Cough relief: Many over-the-counter cough medicines contain chloroform, a cancer-causing agent. With so many herbs that can relieve coughs, there is no reason to subject your body to carcinogens contained in seed, comfrey, chickweed, licorice, or thyme. Other herbal remedies for coughs include slippery elm, mullein, black cohosh, blue vervain, red clover, and schisandra.

Congestion relief: Herbs that act as decongestants and clear the sinuses include chili (cayenne), horseradish, ginger, and peppermint tea. Herbal steam treatments using lavender oil, tea tree oil, or eucalyptus relieve head congestion as well as stress that can weaken an immune system.

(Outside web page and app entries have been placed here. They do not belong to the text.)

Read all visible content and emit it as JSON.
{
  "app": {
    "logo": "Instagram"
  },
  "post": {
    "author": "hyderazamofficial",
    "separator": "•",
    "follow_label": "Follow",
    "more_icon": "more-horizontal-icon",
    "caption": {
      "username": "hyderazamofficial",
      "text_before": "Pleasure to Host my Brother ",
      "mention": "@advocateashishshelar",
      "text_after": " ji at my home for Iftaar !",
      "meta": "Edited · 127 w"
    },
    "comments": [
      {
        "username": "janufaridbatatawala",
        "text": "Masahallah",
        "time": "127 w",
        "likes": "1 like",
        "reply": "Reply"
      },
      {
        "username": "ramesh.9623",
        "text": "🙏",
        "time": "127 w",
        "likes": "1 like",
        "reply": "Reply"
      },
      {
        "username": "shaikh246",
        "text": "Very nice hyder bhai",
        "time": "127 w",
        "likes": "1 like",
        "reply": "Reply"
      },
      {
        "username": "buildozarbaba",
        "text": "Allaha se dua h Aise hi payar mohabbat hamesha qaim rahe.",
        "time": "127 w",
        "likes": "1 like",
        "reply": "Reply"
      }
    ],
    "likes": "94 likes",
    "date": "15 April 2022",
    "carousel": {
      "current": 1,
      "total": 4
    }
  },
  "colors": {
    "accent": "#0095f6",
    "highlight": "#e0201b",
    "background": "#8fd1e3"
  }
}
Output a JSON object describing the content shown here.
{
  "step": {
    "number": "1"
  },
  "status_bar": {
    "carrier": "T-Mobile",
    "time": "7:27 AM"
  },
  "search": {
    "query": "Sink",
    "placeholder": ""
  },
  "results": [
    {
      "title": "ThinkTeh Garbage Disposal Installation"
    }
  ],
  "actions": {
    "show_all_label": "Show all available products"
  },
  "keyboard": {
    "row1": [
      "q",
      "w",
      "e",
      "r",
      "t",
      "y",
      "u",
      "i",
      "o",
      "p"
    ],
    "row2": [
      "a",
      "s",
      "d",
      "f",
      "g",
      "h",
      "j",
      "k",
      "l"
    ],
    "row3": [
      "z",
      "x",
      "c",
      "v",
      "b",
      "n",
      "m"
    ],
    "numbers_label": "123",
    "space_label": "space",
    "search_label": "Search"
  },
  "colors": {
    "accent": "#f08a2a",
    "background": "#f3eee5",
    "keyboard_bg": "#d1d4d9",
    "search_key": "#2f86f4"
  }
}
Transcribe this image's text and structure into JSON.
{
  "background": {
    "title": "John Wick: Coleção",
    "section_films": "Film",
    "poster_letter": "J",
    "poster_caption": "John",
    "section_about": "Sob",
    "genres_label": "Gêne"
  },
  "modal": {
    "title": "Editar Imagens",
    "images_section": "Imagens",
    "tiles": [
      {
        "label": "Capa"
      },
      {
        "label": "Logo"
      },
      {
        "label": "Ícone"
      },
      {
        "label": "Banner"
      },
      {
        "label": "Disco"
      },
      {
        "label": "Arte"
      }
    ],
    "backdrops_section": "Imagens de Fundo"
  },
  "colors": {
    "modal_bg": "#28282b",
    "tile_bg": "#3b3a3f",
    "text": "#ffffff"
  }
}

Vitamin A&C Potion

6oz      carrot juice

1oz      red pepper juice, sweet

1oz      spinach juice

1oz      collard greens juice

1oz      kale juice

1tsp     spirulina or other algae powder

Vitamins A and C are the fundamental cold and flu fighters, and these foods are our richest sources of them. To see just how fantastic these sources are, refer to “Nutrient Sources.” Experience how their freshness and living enzymes help to rebuild your immunity. Sip this juice slowly. It is not a cocktail, but potent botanical medicine.

Citrus Flu Tonic

1          grapefruit juiced

2          oranges, juiced

1          lemon, juiced

1          tsp orange rind juice

¼         inch ginger root, minced

2 ml     Echinacea liquid extract (2 dropperfuls)

1 tsp    royal jelly

Cut the grapefruit and orange into eighths, but only after you scrape, scrape, scrape the pulp from inside the rind. Therein rests the miracle flavonoids and their magical curative powers. Buy organic fruits so you can include a bit of rind with its potent essential oils without the pesticides.  Remove as many seeds as possible. Mince the fresh ginger and blend all ingredients until smooth. Royal jelly takes the edge off of the acidic flavor and, as a cousin to bee propolis, adds its own antibacterial capacity to suppress staphylococcus and streptococcus. But you could substitute with honey. A morning drink.